Race directors offer training tips and suggestions for essential items to have in your van.
Picture this: You’re running along a highway at 2 a.m. in the middle of the Nevada desert covered in reflective tape and flashing lights. Eleven of your friends are waiting for you in a decorated minivan several miles away. What are you doing? Are you victim of a cruel bachelor party prank? Is it a night in Vegas gone wrong? Possibly. Or, you could also be part of the growing army of running relay participants. Long-distance running relays have experienced rapid growth over the last several years, and the omnipresent Ragnar Relay Series, the largest, topped 60,000 participants last year, with 12 events dotted all over the country.
Long-distance relays offer an accessible running experience, with the ultramarathon distances split between multiple participants. Courses often cover beautiful and remote open roads. Fun is definitely on the menu, too, with fellow runners cheering you on, creative costumes and legendary post-race festivities. Whatever your level of seriousness, when you have other runners depending on your result, you want to be ready to run when it comes your turn to hit the road.
For a 12-person, 200-mile relay, you might cover about 15 to 20 miles each over the course of 24 to 48 hours. A half-marathon training plan would provide an appropriate amount of volume and preparation. However, running relays present some additional challenges that aren’t factors in regular road races.
Adam Boothe, a cross-country coach at Winona State University in Rochester, Minn., has twice led teams to victory at the Lake Tahoe Relay, a race, now in its 48th year, that circumnavigates the great lake in Northern California. As relays often require you to run several times, Boothe suggests replicating this in training. “Try running three times in one day and practice how to fuel and hydrate between runs,” he said. If one of the legs of the relay is at night, he also advises athletes to run at night.
Legs can be long and are typically point-to-point, and the atypical topography may require special preparation. The 100 on 100 event in Vermont, for example, climbs to the top of Killian Mountain Resort. Race director Robert O’Neil suggests team members decide well in advance which legs they will run. Prepare your leg muscles by replicating the terrain you will be covering in the race in your training runs.

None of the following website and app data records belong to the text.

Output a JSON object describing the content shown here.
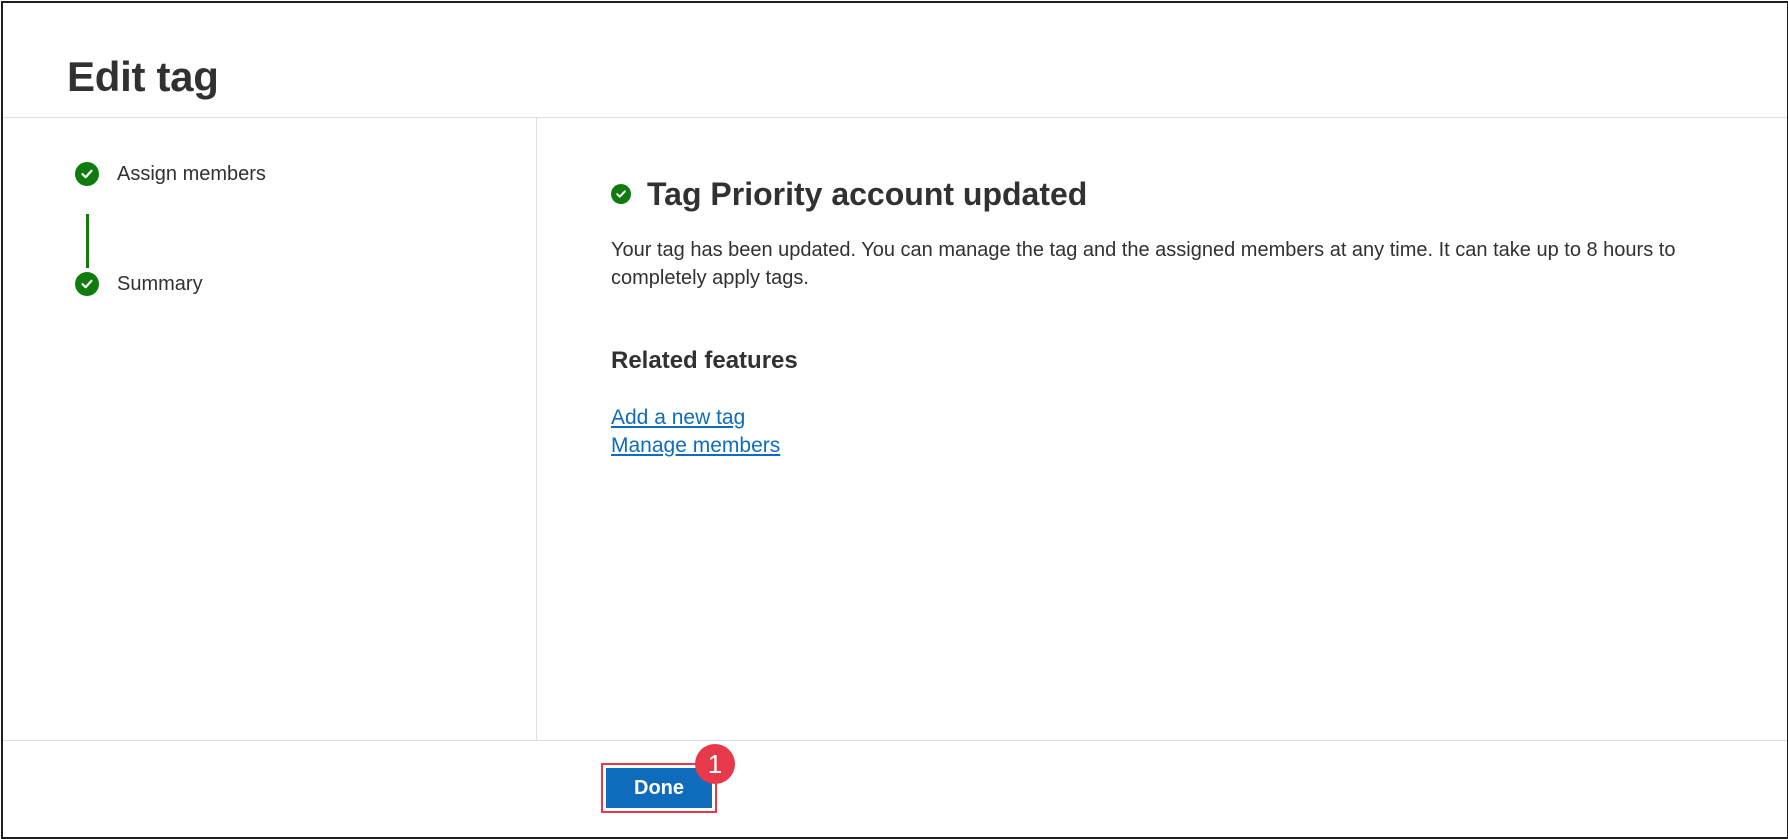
{
  "header": {
    "title": "Edit tag"
  },
  "steps": [
    {
      "label": "Assign members",
      "status": "completed",
      "icon": "checkmark-circle-icon"
    },
    {
      "label": "Summary",
      "status": "completed",
      "icon": "checkmark-circle-icon"
    }
  ],
  "main": {
    "success_icon": "checkmark-circle-icon",
    "success_title": "Tag Priority account updated",
    "description": "Your tag has been updated. You can manage the tag and the assigned members at any time. It can take up to 8 hours to completely apply tags.",
    "related_heading": "Related features",
    "links": [
      {
        "label": "Add a new tag"
      },
      {
        "label": "Manage members"
      }
    ]
  },
  "footer": {
    "done_label": "Done",
    "callout_number": "1"
  },
  "colors": {
    "success_green": "#107c10",
    "primary_blue": "#0f6cbd",
    "link_blue": "#0f6cbd",
    "callout_red": "#e8394a",
    "text": "#323130",
    "divider": "#e1dfdd"
  }
}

Paul Vanderheiden, who oversees Roads Less Traveled Relays (formerly Timberline Racing) based in Englewood, Colo., provides advice for avoiding some basic pitfalls: “Look where you are going!” he said. Sprained ankles are a common injury. Courses are not marked and manicured as your average road race is, so you need to be attentive. Vigilance is also required in navigating the route. Signs are usually there to guide you, but they sometimes get moved or obscured. Vanderheiden suggests carrying a map and having your team van stop and wait for you at intersections to guide you through the correct turn. Careful preparation, “makes the relay more fun, whether you’re trying to win or just trying to make it to the post-race party,” said Boothe.

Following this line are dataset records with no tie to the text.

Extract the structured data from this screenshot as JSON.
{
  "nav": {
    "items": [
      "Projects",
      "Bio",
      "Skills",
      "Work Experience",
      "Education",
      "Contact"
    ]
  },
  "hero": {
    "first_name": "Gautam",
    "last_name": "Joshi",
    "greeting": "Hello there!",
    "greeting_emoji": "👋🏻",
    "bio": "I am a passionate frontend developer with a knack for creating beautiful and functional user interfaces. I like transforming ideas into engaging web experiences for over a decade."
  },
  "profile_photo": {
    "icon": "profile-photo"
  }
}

RELAY GEAR MUST-HAVES
Safety is key at night on the open road. Roads are rarely, if ever, closed. Bring a reflective vest, a head lamp and a flashing rear light. Reflective patches on your clothing don’t cut it. Fun Source LLC makes running-specific safety lights: www.duravisionpro.com/running.shtml
Two 12- to 15-seat vans or suburbans are recommended because they provide plenty of room for runners and supplies. Decorating your ride is a running relay tradition.
FOOD AND CLOTHES:
Pack three changes of clothes and the food and drink you’ve trained with. Also, don’t forget the deodorant.
RELAY EVENTS ACROSS THE U.S.
Roads Less Traveled Relay Races
Ragnar Relay Series
This piece first appeared in the April 2012 issue of Competitor magazine.